You know sometimes you just have to get away. Even if everything is going well, it can be exhausting. I have been having a good bit of trouble staying focused and just making it day in and day out. I felt burnout coming on and didn’t know how to ward it off. Just in a rough spot. The thing about getting into those spots is that you can lose perspective of being thankful. I decided to make a trip to my sister’s house in Friendswood for the weekend, since it was my nephew’s 15th birthday and all. She lives in an area that took damage from Hurricane Harvey. I want to talk about what I saw while I was there.
As I’m writing this post, it’s been exactly a year since I posted our eight exit strategies. You may notice there are nine thought balloons around the house in the graphic. I’ll get to that later.
Exit strategies are simply plans to get out of your situation. When I was writing on tax day, I got to thinking about how our tax situation affects which exit strategy on any given deal or series of deals. That’s what caused me to add the ninth strategy to the list.

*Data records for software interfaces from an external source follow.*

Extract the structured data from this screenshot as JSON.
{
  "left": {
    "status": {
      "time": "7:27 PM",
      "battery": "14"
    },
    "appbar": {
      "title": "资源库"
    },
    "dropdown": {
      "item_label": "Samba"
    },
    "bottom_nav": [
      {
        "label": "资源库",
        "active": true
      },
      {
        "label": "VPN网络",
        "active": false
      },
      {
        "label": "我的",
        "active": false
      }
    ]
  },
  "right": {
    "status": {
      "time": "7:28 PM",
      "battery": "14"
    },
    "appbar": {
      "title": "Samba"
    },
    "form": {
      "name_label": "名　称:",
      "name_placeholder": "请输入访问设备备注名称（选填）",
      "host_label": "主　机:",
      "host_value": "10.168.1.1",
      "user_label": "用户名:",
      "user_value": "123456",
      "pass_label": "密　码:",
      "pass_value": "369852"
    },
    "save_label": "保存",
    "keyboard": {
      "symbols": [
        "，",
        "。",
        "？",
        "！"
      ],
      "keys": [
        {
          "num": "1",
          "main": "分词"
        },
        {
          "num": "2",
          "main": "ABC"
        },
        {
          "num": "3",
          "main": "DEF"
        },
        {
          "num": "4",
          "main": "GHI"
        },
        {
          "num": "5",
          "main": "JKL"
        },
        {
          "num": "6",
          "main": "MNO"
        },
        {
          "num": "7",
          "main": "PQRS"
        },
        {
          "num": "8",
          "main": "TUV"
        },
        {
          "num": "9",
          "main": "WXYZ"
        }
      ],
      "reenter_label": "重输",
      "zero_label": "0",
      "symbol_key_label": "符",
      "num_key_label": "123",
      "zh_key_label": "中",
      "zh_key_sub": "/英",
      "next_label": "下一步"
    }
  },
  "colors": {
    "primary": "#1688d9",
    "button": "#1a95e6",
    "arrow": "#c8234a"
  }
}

With all the talk of border security these days, there’s been a lot of talk about hiring undocumented workers. I’m not going to get into the moral considerations or whether or not undocumented workers “take jobs away” from legal residents—citizens or not. I’m not going into all that because by “undocumented” I mean anyone who can’t or won’t complete a W9, the form by which you would file a 1099 at the end of the year. Instead, I’m referring to what we used to call the “underground economy”—cash workers. What I will do is give you a simple formula to make your own decision.
I have it on good authority that people of Texas, both investors and “normal people,” scored a victory yesterday with the defeat of SB 1994, although the Senate’s bill history page has not been updated to reflect that data. SB 1994 has gone down to defeat, and we can continue to help people who need our help.

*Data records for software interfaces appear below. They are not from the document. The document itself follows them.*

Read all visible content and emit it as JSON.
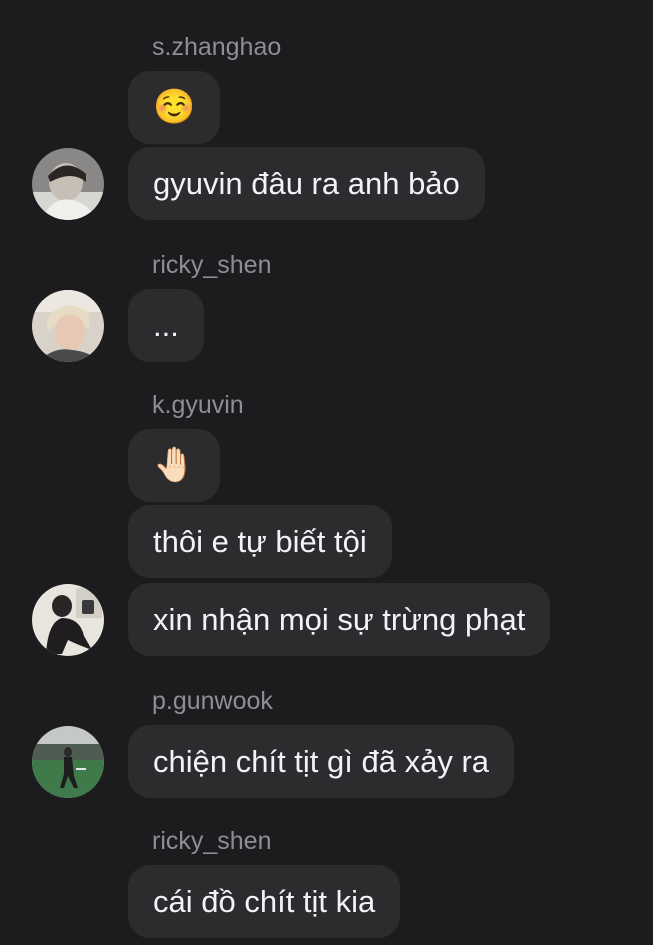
{
  "messages": [
    {
      "sender": "s.zhanghao"
    },
    {
      "text": "☺️"
    },
    {
      "text": "gyuvin đâu ra anh bảo"
    },
    {
      "sender": "ricky_shen"
    },
    {
      "text": "..."
    },
    {
      "sender": "k.gyuvin"
    },
    {
      "text": "🤚🏻"
    },
    {
      "text": "thôi e tự biết tội"
    },
    {
      "text": "xin nhận mọi sự trừng phạt"
    },
    {
      "sender": "p.gunwook"
    },
    {
      "text": "chiện chít tịt gì đã xảy ra"
    },
    {
      "sender": "ricky_shen"
    },
    {
      "text": "cái đồ chít tịt kia"
    }
  ],
  "colors": {
    "background": "#1c1c1e",
    "bubble": "#2c2c2e",
    "text": "#f2f2f7",
    "sender": "#8e8e93"
  }
}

The bill has been defeated for now, but it could still come back to life!
You may recall that we have a contract on a house that we’re calling Kerrville Folkways, because that’s the name of the street it’s on. Besides that, some of us have actually attended the Kerrville Folk Festival here in central Texas, and we like it.
We got a signed contract on this property back in November, but we still haven’t closed on it. In February, we shared that we were waiting on the IRS (the tax people, if you are not from the US) to pronounce what it was going to do about a lien on the property. We have been diligently checking in with the listing agent every week or so since. You know, the government takes its own sweet time, and the needs of people to have housing, or to sell their houses, well, those aren’t really important to whoever is working on these liens.

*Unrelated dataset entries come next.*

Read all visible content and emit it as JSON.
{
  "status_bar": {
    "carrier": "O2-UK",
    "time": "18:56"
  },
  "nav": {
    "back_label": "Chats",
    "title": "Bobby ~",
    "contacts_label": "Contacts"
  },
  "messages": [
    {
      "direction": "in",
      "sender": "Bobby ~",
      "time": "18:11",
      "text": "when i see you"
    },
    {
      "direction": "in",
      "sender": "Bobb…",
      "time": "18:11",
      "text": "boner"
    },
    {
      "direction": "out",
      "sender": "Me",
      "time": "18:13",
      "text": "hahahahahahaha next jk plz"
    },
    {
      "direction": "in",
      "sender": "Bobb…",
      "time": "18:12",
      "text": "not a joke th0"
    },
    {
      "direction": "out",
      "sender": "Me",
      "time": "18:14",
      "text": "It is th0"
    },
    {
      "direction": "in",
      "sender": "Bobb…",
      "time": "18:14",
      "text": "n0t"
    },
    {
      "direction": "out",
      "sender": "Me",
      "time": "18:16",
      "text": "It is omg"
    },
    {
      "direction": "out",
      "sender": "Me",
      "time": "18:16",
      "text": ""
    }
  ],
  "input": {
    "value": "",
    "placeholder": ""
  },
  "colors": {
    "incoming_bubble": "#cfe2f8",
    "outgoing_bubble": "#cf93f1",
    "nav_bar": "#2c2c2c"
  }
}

Finally there is some news! It’s not the greatest, but at least there is movement. The selling agent finally sent an email to Carol that explained what the IRS came up with. Hooray for them! It turns out that there is close to $4,000 more owed to the IRS than our current offer. And the owners for some governmental reason, are not allowed to contribute this money. It looked like we would have to do it, or the house would toddle off to foreclosure, where it would languish even longer.